Buyers in today’s market can expect to pay about 17 percent of their gross monthly income on their mortgage. The average, since 1975, has been 25 percent and at times, such as the early 1980s, mortgage payments were as much as 45 percent of gross income. Zillow.com calculated housing affordability using data dating back to 1975. Based on median household income, median home value, the average 30-year fixed-rate mortgage, and an assumed 20 percent down payment, their research determined that homes are more affordable now than they’ve been at any point in the past 35 years. More here.
The National Association of Realtors’ Pending Home Sales Index rose 5.1 percent in March, the sixth increase in the past nine months. The Index is a forward-looking indicator that tracks contract signings but not closings. Lawrence Yun, NAR’s chief economist, said home sales have shown an uneven but notable improvement. Since reaching their bottom last June, pending home sales have risen 24 percent, which demonstrates that the market is recovering on its own. Yun said modest near-term gains in existing-home sales are likely. More here and here.
According to the Mortgage Bankers Association’s Weekly Applications Survey, the average contract interest rate for 30-year fixed-rate mortgages fell to 4.80 percent last week from 4.83 percent the week before. Despite the drop in rates, the Market Composite Index, which measures total mortgage loan application volume, decreased 5.6 percent. Michael Fratantoni, MBA’s vice president of research and economics, said applications fell last week due to a decrease in government purchase applications as new, higher FHA premiums went into effect. More here and here.
While it may be the case that price continue to decline a bit, no one in the mortgage business expects interest rates to stay where they are for much longer. This might be the time to pick up the phone and call your Realtor. If you don’t have a Realtor, get in touch with me an I will recommend a good one to you.

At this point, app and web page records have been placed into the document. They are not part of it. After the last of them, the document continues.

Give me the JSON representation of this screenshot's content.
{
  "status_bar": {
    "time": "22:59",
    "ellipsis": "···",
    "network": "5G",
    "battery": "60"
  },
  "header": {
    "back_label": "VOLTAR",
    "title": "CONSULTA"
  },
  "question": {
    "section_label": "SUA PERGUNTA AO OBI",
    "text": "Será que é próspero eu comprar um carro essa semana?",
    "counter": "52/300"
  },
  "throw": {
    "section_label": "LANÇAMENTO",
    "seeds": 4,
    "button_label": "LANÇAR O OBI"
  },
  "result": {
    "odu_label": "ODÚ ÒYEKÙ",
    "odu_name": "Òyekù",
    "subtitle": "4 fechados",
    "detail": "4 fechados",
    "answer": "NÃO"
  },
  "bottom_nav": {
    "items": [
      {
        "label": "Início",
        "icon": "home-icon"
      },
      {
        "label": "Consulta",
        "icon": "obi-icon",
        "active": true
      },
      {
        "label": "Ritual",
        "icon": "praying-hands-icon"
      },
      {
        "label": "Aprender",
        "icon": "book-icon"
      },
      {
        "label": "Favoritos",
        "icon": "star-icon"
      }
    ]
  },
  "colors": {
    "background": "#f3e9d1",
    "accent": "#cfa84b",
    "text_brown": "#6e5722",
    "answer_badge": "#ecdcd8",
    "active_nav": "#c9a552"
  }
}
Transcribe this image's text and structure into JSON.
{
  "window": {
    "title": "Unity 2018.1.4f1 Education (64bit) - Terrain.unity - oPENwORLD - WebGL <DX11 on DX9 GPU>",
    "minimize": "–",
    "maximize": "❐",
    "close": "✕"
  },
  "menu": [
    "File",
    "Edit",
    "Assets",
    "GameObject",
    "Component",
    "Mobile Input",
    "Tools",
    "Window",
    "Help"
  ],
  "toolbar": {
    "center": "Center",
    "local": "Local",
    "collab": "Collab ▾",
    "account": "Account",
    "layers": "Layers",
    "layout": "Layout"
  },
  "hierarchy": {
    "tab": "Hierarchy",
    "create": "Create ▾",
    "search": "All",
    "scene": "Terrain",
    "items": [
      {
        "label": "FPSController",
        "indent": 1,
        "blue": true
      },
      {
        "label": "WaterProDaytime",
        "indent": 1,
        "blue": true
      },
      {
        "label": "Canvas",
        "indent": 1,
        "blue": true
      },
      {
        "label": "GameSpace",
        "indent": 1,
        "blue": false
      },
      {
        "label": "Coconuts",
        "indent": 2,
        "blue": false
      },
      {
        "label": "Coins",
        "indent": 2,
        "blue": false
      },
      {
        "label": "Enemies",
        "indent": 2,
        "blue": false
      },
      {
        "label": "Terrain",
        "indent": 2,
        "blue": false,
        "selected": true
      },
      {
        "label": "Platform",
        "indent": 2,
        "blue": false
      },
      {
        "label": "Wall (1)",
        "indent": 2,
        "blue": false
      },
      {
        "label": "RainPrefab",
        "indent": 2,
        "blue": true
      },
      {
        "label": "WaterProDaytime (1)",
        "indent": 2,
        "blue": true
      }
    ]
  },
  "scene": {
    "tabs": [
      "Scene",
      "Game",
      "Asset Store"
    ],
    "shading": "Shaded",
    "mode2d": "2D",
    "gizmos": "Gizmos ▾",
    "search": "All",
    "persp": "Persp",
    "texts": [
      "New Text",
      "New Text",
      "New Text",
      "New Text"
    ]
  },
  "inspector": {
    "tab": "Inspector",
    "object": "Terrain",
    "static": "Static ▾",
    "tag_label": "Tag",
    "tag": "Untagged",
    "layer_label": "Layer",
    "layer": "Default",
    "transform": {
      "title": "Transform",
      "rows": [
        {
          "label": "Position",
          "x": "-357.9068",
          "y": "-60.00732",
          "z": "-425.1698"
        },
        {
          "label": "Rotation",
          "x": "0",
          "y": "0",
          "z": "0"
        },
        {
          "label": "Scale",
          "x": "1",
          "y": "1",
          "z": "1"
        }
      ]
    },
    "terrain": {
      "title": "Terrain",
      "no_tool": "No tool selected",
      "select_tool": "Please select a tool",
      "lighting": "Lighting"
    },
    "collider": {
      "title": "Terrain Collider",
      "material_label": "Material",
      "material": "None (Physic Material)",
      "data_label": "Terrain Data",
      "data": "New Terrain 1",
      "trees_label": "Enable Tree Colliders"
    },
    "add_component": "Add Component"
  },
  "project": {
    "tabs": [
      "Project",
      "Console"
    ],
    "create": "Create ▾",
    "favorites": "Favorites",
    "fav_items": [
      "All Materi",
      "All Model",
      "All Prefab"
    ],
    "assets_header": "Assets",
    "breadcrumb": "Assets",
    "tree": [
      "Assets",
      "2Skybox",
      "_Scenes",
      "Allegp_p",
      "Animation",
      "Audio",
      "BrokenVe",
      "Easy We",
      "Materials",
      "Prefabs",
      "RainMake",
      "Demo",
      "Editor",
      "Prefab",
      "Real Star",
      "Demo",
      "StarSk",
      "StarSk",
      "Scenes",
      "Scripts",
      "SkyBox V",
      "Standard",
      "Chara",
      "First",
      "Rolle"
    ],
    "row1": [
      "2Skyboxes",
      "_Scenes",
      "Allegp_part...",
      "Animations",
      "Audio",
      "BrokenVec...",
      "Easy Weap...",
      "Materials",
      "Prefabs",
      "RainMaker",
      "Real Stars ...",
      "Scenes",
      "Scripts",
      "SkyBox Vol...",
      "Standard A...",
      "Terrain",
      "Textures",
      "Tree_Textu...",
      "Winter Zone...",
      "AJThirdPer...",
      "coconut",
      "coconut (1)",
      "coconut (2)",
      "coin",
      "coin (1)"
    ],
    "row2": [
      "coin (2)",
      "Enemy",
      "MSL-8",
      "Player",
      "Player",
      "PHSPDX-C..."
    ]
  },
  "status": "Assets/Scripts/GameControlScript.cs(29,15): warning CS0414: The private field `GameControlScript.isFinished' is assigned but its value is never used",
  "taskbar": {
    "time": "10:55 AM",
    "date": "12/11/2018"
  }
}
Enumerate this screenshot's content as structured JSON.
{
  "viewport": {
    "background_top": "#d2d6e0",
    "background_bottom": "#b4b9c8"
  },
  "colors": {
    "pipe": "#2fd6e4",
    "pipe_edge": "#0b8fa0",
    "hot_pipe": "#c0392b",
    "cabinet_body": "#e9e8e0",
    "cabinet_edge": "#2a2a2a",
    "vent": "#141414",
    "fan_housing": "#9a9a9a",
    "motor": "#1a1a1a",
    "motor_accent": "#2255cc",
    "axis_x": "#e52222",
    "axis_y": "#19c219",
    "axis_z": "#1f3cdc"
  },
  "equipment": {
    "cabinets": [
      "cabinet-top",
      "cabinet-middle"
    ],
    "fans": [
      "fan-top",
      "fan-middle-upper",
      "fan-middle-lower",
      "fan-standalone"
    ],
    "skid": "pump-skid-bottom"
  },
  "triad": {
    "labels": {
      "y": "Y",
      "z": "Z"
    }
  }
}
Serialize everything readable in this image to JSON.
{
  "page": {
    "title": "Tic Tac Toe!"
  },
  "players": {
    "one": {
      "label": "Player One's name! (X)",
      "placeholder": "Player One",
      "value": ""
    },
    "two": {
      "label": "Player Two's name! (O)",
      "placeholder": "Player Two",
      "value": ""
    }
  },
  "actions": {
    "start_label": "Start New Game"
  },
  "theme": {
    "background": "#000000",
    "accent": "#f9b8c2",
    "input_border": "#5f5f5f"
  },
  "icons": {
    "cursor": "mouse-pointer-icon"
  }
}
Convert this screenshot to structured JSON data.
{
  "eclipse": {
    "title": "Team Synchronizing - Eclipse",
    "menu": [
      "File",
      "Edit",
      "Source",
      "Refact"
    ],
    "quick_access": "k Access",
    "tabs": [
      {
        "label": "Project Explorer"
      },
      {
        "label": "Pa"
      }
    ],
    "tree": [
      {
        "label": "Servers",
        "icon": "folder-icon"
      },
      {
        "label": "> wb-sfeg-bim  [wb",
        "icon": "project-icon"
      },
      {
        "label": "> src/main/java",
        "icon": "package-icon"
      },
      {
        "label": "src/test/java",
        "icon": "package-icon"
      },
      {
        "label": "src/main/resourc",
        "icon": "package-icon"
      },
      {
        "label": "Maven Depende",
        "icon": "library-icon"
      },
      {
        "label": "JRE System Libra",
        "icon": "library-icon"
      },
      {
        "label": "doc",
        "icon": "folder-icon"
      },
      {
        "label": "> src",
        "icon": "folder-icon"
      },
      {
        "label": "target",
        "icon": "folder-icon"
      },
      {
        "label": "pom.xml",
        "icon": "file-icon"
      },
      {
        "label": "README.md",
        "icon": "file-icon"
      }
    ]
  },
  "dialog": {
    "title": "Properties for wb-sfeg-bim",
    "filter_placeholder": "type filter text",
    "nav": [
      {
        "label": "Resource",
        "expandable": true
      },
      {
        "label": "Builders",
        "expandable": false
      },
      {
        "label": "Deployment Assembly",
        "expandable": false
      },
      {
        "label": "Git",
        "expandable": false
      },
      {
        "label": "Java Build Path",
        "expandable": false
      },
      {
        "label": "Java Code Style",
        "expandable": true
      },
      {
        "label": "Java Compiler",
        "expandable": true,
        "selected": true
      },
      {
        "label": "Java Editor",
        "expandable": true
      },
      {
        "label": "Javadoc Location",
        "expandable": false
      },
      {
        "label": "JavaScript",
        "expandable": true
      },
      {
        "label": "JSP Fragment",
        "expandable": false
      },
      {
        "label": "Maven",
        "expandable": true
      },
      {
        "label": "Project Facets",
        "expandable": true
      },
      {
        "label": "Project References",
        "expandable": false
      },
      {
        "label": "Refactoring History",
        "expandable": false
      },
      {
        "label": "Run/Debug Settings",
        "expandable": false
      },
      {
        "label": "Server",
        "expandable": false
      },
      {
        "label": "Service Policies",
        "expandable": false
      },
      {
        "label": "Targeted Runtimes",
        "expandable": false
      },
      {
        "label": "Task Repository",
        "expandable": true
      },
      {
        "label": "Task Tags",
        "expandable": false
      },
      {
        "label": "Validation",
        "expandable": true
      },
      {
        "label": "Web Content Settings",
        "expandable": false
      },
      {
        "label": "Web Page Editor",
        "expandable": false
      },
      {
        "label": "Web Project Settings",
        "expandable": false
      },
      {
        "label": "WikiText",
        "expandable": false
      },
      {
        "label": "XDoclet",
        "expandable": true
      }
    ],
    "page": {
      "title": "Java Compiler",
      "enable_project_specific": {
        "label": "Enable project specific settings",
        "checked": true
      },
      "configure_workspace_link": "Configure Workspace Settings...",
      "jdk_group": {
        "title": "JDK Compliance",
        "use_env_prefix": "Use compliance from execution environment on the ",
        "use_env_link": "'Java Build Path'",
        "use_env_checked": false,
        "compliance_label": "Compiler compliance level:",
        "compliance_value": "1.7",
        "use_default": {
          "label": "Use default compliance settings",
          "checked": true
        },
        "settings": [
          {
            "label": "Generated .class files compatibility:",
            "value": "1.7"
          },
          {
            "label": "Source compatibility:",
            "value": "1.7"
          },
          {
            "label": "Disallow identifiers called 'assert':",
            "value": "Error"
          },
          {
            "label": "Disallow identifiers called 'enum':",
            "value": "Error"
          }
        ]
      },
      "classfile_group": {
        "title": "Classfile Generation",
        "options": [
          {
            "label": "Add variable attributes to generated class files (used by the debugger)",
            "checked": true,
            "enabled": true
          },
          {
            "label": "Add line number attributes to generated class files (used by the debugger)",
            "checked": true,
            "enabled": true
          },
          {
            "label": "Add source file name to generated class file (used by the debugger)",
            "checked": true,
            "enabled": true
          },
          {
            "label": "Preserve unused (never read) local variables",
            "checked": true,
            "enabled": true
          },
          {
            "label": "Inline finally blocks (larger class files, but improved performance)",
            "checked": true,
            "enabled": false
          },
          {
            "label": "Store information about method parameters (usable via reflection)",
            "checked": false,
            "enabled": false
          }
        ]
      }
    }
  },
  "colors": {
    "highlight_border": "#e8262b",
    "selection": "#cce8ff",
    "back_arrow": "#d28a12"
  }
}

Data through March, released by the S&P/Experian Consumer Credit Default Indices, shows mortgage defaults fell to 2.33 percent from 2.45 percent in February. It was the fourth consecutive month of declines in mortgage default rates and puts them 41 percent below year-before levels. David M. Blitzer, managing director and chairman of the index committee for S&P Indices, said declining debt levels, combined with the economic recovery, are supporting lower defaults and improvement in consumers’ financial condition which should help maintain the recovery. The indices track defaults of consumer balances across major loan categories. More here.